Excerpts from an interface dataset
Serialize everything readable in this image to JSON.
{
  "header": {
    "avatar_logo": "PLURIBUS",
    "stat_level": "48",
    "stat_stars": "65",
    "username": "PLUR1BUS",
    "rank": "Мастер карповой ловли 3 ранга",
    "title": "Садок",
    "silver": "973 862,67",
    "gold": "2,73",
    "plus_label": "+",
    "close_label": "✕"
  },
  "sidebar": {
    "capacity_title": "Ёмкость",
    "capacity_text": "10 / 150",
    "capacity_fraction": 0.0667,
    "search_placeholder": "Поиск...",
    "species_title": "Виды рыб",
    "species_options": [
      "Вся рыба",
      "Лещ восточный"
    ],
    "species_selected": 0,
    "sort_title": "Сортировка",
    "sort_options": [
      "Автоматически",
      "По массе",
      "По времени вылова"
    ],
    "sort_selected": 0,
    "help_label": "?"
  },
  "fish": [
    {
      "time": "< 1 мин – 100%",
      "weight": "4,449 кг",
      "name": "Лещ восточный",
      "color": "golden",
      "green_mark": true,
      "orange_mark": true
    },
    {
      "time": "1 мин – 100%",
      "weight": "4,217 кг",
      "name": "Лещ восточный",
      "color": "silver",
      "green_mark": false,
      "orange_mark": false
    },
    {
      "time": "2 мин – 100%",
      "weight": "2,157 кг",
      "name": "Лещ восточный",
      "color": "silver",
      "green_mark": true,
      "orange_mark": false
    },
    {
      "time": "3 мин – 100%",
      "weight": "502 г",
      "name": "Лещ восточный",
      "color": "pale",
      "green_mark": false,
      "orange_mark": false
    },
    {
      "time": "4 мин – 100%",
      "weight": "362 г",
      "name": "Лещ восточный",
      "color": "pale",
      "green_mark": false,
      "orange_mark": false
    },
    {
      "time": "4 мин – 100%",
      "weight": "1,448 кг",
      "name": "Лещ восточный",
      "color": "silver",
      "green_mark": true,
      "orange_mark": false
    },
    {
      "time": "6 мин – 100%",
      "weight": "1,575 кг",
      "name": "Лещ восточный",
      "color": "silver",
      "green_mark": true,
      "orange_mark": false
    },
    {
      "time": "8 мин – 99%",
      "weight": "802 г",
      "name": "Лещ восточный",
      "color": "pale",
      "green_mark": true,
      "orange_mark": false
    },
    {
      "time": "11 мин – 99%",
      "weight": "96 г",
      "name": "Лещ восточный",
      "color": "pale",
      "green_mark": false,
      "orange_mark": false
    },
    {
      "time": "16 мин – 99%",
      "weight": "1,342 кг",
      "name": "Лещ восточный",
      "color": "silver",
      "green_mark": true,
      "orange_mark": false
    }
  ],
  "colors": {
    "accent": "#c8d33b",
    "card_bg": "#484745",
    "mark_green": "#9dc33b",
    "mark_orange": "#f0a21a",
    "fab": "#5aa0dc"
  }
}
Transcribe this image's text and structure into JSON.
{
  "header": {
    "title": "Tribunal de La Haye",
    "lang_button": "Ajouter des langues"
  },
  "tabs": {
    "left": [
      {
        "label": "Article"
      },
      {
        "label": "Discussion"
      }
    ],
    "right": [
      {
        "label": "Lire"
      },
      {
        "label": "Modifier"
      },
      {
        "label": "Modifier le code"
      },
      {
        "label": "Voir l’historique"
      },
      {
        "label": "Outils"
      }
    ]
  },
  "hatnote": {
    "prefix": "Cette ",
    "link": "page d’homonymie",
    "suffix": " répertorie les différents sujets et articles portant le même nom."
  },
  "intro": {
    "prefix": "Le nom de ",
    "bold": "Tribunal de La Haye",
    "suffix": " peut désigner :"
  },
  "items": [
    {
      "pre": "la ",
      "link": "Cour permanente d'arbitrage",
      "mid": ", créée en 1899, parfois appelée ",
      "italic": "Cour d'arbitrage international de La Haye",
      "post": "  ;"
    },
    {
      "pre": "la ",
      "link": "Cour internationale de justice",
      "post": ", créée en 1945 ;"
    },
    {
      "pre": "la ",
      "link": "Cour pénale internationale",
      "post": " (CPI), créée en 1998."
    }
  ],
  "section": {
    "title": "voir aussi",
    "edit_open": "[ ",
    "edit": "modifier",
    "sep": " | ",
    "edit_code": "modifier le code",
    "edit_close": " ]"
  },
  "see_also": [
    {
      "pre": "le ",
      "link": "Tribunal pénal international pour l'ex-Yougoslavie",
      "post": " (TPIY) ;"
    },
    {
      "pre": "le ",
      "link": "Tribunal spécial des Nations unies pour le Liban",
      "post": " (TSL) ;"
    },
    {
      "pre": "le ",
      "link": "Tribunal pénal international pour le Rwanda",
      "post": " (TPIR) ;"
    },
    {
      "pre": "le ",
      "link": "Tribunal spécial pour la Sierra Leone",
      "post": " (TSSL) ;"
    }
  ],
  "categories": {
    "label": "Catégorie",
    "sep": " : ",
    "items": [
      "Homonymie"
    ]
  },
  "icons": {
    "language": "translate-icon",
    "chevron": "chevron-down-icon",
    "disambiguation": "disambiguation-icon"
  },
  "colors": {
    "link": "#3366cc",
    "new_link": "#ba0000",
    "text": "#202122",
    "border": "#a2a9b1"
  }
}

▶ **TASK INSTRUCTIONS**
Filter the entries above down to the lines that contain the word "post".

▶ **ANSWER BOX**
      "post": "  ;"
      "post": ", créée en 1945 ;"
      "post": " (CPI), créée en 1998."
      "post": " (TPIY) ;"
      "post": " (TSL) ;"
      "post": " (TPIR) ;"
      "post": " (TSSL) ;"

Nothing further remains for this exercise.